At the shallow end of the history, just about everyone reading this will know the Higgins LCVP from countless war films and dramas. All the Spielberg stuff comes to mind instantly and let us be honest and say those chunks of celluloid are an honest point of reference for us. But this book takes into the guts of the Higgins boat to show the superior nature of its design and construction and it takes time to marvel at the vast industrial power of the wartime United States.
I’ve never been much of a techy person and prefer the general history stuff and the stories of people and in this case we have the boat-builder Andrew Jackson Higgins of New Orleans and the equally important figure of an engineer named Francis W Beasecker, a marine engine specialist who had worked for Chrysler and a man who knew about operating ships on the Great Lakes. Beasecker is essentially the sort of unknown who should probably appear on postage stamps and have a warship named after him, but the quiet people usually slip under the radar and he appears to be one of them. As an officer in the Corps of Engineers he was heavily involved in the construction of Higgins boats and actually wrote the manual of how to build one. He was awarded the Bronze Star for his efforts.

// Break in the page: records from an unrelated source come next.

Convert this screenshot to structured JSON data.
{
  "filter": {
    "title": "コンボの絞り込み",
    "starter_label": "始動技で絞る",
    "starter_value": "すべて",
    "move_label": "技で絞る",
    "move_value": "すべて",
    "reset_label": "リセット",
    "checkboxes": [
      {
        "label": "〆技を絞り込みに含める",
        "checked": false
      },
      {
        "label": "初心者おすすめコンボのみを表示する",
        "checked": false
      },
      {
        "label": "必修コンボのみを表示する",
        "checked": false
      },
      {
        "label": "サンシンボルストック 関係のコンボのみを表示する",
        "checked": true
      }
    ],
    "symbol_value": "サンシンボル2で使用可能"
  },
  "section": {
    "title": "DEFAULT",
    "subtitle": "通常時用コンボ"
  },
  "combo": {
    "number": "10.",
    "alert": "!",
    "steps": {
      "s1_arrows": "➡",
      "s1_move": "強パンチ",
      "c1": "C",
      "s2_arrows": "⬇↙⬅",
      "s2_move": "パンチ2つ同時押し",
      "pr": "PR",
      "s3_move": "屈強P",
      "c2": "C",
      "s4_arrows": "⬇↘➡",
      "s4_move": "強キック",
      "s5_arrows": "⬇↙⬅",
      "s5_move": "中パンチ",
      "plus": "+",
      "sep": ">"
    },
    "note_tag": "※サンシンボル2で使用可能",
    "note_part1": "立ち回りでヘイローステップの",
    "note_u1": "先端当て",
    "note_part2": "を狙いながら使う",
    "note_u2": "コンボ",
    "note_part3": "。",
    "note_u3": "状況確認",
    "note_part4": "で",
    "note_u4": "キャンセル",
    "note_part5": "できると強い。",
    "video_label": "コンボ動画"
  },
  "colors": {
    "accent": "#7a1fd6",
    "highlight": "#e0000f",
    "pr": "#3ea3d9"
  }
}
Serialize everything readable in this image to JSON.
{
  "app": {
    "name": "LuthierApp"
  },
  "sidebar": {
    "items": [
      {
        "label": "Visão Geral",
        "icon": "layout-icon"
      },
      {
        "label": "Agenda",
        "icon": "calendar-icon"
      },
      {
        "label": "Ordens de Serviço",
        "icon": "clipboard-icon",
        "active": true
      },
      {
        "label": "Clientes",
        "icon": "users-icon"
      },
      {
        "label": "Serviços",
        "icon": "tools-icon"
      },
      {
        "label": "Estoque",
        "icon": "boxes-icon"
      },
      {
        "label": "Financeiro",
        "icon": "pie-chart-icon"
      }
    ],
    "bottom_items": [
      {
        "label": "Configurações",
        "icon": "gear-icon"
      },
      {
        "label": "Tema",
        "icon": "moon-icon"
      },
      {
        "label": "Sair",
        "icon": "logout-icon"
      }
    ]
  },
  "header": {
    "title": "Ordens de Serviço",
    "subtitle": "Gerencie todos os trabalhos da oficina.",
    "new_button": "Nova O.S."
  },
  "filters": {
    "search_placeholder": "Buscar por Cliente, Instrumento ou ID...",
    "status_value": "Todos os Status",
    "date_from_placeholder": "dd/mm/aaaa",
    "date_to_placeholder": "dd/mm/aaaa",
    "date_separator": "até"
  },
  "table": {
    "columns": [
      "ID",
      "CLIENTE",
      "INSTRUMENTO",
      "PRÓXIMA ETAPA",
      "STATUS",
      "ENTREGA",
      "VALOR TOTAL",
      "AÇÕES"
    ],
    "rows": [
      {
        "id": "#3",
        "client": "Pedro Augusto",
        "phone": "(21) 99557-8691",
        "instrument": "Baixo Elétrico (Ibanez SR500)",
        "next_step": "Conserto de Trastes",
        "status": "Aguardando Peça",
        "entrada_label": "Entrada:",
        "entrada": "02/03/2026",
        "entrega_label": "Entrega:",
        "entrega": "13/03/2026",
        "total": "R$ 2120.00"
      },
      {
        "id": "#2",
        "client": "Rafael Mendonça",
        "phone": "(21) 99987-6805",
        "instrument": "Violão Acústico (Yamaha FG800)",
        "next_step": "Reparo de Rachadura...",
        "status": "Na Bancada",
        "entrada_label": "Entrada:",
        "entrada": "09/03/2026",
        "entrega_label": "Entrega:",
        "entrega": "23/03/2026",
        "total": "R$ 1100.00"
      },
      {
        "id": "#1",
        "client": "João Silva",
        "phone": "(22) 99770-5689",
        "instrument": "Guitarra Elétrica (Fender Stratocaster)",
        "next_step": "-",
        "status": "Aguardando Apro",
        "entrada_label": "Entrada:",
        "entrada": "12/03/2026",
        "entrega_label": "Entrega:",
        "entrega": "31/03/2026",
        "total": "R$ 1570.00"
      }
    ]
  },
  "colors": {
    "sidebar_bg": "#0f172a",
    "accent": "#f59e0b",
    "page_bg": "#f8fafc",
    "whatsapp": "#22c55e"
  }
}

This being a Seaforth book there is a fair degree of technical stuff that usually goes in one eye and out the other as far as I am concerned, but it isn’t too arduous to get my head round and it all makes sense. Pictures of the construction phase help things along. I have to admit to finding all this detail quite interesting.
Aside from the boat itself we also get a look at it’s power plant and details about the armament, performance and handling. Mr Roberts leaves no stone unturned in this respect and he goes to lengths to illustrate the qualities of the Higgins LCVP, there is even a parts inventory at the end!
It is a testimony to the quality of the design that over 23,000 were built and the combat history of this remarkable little boat should need no attempts at hyperbole from me.
Who will this book appeal to? Without doubt anyone with a fixation on amphibious operations will take much from it. The range of diagrams and drawings will be of great use to model-makers or perhaps you have a Higgins boat tucked away and could do with a set of plans. Look no further.
All in all this is a solid book well up to the standards I have come to admire from Seaforth Publishing. The author took his title from a quote by Dwight D Eisenhower and the great man obviously had a point. The Higgins LCVP was as vital to the Allied victory over the Axis Powers as any other piece of hardware we can name. This book will help us understand why and, as such, it is an essential addition to your naval warfare library.
Reviewed by Mark Barnes for War History Online
THE BOAT THAT WON THE WAR
An Illustrated History of the Higgins LCVP
By Charles C Roberts, Jr
ISBN: 978 1 5267 0691 1